* _What is required_:
Take each line of the entries below that contains "shortcut" and copy it.

** Given entries follows **

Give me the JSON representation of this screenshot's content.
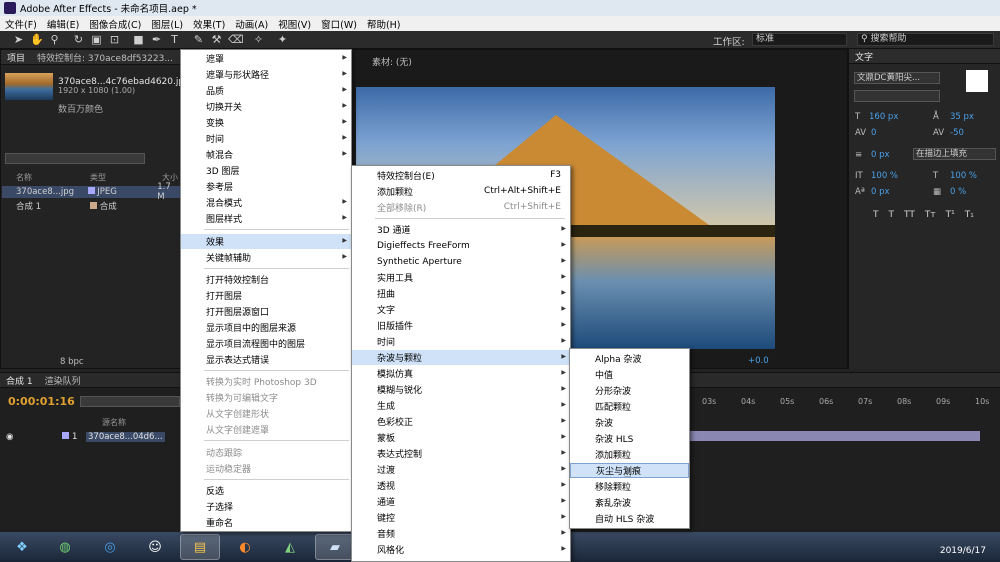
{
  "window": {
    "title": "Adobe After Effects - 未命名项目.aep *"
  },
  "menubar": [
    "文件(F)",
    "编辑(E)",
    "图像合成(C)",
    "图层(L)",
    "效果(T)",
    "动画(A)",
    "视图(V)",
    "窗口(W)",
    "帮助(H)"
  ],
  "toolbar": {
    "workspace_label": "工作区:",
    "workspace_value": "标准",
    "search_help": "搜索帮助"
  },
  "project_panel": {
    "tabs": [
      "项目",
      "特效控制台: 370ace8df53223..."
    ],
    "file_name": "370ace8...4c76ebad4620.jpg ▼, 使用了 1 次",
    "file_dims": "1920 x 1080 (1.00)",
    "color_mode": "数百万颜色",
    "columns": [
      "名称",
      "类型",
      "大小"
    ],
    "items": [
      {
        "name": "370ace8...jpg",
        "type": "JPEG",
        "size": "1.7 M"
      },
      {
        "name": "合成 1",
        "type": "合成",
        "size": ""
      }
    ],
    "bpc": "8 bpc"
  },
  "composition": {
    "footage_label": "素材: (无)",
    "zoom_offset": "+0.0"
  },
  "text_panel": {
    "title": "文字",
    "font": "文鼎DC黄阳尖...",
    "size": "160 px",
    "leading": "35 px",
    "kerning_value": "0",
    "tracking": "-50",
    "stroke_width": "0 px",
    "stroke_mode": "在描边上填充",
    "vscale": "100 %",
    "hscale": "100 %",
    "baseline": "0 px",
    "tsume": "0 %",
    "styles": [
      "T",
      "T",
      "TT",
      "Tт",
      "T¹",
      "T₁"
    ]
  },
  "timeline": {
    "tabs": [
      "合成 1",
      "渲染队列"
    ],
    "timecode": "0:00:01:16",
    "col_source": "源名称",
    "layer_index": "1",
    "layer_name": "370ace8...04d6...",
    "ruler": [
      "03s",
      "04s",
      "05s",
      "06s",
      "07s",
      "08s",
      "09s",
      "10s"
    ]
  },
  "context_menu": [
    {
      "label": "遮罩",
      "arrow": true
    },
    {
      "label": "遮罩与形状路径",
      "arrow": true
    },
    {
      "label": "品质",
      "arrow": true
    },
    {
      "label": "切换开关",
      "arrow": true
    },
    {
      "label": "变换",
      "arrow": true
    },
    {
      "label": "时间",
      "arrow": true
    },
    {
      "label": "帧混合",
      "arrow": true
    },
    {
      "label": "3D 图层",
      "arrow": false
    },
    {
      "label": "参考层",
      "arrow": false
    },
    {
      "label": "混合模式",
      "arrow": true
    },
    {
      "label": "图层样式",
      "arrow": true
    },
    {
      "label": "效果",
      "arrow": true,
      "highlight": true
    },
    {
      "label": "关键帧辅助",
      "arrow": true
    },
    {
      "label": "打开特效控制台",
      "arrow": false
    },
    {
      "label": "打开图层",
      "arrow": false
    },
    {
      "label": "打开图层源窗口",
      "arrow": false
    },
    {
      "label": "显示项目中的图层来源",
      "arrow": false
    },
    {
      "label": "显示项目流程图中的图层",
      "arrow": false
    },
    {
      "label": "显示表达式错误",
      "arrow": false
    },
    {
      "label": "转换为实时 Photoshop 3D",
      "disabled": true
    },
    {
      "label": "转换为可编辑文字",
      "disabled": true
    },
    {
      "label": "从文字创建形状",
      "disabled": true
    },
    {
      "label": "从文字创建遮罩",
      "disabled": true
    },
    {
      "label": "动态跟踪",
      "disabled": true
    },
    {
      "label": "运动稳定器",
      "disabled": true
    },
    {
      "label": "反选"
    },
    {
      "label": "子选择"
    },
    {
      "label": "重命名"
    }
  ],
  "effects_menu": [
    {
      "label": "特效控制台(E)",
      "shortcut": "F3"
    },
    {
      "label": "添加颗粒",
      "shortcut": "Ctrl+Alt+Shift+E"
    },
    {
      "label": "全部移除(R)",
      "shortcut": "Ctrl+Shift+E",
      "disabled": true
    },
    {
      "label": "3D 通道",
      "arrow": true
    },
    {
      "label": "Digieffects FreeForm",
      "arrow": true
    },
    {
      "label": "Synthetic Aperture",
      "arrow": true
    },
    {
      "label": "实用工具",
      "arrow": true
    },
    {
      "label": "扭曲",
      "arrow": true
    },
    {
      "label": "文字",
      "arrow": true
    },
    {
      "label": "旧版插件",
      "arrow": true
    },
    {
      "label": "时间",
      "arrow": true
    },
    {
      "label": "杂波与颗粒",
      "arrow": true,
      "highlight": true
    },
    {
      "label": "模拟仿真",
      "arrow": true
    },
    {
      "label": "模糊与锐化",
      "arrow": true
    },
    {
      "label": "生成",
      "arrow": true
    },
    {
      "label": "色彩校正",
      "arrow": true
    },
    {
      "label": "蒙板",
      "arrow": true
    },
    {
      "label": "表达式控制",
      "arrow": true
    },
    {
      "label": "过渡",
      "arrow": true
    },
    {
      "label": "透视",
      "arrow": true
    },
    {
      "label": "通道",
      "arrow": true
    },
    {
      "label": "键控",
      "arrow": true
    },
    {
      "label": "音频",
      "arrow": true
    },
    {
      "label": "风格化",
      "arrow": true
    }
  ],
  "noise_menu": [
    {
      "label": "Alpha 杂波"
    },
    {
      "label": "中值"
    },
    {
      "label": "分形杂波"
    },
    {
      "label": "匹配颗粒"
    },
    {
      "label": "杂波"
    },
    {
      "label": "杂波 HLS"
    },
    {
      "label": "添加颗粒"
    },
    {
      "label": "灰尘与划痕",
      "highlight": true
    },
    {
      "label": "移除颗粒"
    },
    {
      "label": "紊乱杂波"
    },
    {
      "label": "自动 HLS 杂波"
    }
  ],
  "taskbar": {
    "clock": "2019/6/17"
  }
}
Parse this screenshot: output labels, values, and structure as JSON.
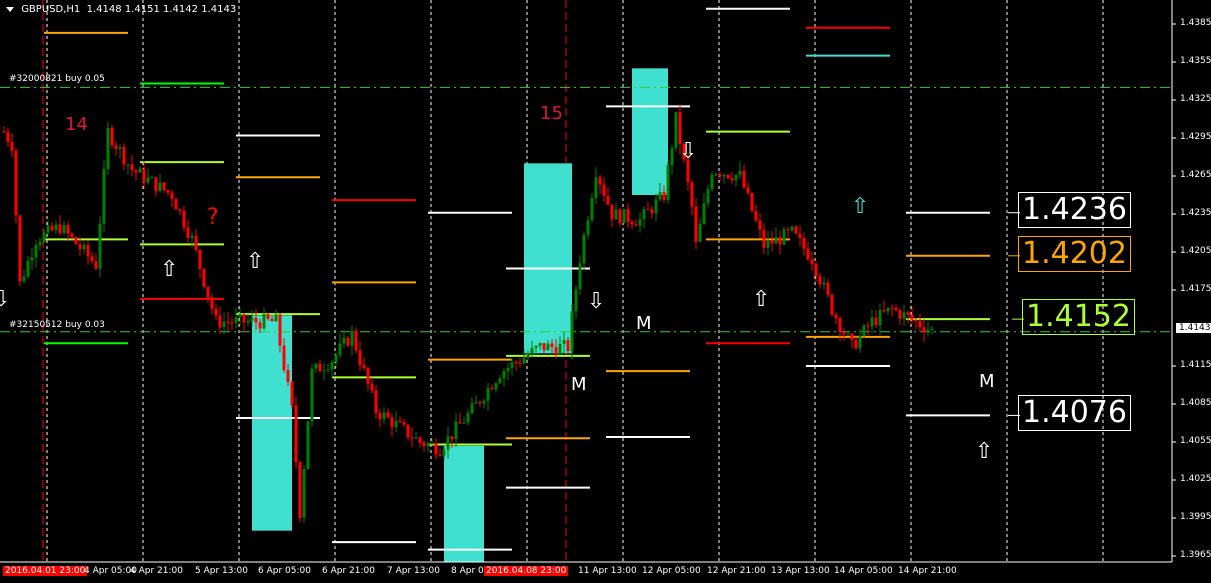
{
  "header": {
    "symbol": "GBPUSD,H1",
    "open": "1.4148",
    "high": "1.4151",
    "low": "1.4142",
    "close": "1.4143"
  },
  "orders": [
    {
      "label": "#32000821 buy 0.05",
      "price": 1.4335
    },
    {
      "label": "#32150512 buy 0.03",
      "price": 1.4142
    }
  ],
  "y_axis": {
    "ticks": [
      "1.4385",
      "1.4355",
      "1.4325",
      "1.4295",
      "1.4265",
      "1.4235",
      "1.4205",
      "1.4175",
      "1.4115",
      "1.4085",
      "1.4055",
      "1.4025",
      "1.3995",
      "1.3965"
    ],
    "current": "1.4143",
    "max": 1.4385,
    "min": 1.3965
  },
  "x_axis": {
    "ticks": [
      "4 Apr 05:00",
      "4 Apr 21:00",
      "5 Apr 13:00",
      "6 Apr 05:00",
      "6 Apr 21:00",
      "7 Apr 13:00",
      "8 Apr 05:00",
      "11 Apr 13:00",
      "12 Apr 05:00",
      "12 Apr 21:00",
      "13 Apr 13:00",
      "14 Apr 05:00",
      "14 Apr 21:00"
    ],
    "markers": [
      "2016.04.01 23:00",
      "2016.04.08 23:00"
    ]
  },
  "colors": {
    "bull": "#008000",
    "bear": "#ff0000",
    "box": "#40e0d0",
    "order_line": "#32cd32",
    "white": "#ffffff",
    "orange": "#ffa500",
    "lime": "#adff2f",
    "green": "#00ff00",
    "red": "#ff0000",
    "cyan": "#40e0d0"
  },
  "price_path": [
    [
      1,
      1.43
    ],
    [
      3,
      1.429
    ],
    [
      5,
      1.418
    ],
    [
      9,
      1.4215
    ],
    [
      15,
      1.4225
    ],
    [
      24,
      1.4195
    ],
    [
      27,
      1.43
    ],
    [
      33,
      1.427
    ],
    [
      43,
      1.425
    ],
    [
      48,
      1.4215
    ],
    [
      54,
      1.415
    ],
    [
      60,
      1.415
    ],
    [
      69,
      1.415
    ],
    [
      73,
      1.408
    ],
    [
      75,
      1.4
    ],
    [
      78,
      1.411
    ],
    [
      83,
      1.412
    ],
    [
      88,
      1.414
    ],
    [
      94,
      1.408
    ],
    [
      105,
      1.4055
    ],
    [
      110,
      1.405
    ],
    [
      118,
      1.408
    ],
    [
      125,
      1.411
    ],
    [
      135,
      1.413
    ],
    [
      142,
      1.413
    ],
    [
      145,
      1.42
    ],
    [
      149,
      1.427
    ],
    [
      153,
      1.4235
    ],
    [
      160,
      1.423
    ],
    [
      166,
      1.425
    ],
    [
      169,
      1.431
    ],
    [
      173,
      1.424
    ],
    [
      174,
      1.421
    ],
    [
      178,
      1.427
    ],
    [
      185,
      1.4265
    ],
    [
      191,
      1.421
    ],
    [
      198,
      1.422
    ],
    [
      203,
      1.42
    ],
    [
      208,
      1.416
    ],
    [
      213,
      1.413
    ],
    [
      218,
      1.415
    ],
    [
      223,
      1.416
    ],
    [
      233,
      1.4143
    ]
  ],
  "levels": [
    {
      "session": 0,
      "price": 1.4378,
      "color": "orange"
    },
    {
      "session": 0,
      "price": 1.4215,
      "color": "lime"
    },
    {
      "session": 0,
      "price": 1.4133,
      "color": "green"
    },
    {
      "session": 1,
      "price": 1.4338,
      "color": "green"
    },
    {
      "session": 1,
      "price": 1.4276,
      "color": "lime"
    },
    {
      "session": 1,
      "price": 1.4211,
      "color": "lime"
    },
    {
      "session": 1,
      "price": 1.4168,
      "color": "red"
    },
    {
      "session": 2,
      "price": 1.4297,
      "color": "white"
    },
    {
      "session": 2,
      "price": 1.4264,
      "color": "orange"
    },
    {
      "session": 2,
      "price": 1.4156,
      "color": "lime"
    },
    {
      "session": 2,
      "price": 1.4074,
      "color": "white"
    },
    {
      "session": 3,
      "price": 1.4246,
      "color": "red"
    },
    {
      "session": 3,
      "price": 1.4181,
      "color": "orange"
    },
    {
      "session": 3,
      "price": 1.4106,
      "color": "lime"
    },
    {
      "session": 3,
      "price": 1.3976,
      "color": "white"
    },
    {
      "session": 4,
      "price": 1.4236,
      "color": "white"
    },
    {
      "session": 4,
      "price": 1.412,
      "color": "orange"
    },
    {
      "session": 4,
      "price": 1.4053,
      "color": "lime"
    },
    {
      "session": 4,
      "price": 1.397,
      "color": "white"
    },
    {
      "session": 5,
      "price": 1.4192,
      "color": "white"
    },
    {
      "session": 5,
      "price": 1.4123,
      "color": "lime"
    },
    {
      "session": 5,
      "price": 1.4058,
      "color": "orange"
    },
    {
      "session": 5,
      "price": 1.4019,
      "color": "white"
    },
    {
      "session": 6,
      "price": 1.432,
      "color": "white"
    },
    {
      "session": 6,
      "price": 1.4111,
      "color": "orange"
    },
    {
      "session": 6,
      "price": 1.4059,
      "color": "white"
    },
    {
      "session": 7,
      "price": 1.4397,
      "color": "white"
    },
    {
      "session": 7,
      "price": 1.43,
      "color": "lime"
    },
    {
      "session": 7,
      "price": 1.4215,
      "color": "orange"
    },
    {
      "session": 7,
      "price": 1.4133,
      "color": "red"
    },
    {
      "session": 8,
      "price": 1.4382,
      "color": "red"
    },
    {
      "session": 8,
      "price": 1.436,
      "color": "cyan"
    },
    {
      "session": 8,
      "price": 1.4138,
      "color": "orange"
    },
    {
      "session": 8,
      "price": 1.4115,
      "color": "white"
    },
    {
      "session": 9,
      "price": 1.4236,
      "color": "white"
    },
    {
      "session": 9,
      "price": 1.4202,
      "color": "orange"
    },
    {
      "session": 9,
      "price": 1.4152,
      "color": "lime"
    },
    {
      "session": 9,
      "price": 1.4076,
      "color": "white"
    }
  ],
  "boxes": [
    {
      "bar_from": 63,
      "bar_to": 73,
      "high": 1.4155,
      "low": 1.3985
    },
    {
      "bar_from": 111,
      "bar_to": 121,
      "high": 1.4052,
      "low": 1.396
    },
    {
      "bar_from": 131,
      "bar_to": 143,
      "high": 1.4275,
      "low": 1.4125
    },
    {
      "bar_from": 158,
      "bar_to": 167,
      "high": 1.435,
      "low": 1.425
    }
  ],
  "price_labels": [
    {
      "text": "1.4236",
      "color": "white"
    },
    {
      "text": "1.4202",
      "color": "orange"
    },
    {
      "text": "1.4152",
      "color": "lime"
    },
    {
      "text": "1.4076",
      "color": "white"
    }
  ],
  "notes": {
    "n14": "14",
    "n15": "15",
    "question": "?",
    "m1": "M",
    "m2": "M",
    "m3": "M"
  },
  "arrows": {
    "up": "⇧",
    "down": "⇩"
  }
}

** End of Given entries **

* _Solved exercise_:
      "shortcut": "F3"
      "shortcut": "Ctrl+Alt+Shift+E"
      "shortcut": "Ctrl+Shift+E",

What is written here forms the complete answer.